McCain: Public Health Insurance Plan Closer Than Ever
While making the rounds of the Sunday morning talk shows, Republican Senator (and 2008 Presidential candidate) John McCain stated that he believes that some form of a public health insurance plan will be included in the healthcare reform bill. McCain is a staunch opponent of government involvement in health care, but is certain that the Democrats have enough votes to pass some form of a public option in both chambers of Congress. While it’s looked for awhile as if the House of Representatives’ bill would include that government health insurance plan, prospects for such a provision in the Senate appeared doubtful. However, other legislators shared McCain’s confidence that it would gain the 60 votes required to pass; as well as his doubts that Republicans would filibuster the health reform bill.

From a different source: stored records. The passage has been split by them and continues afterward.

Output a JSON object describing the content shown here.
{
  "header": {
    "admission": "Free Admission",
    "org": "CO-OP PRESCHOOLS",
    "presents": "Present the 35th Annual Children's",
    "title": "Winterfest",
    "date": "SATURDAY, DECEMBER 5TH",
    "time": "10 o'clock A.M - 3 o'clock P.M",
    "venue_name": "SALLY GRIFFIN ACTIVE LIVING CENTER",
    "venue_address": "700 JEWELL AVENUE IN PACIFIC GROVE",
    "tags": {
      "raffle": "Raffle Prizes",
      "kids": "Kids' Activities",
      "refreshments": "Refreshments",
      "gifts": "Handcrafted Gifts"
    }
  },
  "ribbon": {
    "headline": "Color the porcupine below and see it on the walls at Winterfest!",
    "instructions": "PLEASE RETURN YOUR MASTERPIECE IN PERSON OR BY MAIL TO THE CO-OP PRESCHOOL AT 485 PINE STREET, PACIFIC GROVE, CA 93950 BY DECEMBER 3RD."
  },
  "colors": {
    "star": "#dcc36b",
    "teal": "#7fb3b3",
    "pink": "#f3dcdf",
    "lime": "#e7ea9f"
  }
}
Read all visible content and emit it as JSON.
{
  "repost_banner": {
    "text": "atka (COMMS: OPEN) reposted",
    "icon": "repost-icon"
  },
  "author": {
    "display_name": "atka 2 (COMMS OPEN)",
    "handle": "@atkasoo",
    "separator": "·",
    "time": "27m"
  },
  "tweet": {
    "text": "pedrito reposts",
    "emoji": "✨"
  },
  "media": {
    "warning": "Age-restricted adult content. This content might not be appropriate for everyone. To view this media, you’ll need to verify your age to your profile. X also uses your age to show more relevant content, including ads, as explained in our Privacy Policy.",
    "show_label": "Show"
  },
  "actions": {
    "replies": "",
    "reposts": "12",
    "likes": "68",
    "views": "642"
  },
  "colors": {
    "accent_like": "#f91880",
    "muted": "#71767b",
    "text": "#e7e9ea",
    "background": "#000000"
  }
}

Still, the plan that ends up in the final bill may not be the comprehensive Canadian or European-style public program that has been receiving all the attention. It’s very likely that the public option included might be subject to a trigger. Such a trigger option would only take effect if the private market fails to perform to certain specifications, as a sort of safety net. These conditions include the failure to insure a certain percentage of states’ populations over a certain time period, or not achieving enough success in reducing costs. That type of coverage from the federal government isn’t as far reaching as what Senate Majority Leader Harry Reid and House Speaker Nancy Pelosi desire, but is a health insurance plan that has a better change of passing both houses. McCain speculates that the triggered public option is what will probably be included in the bill, as Democrats were burned from their last attempt to pass sweeping health reform during the Clinton administration.
(Image: marcn under CC 2.0)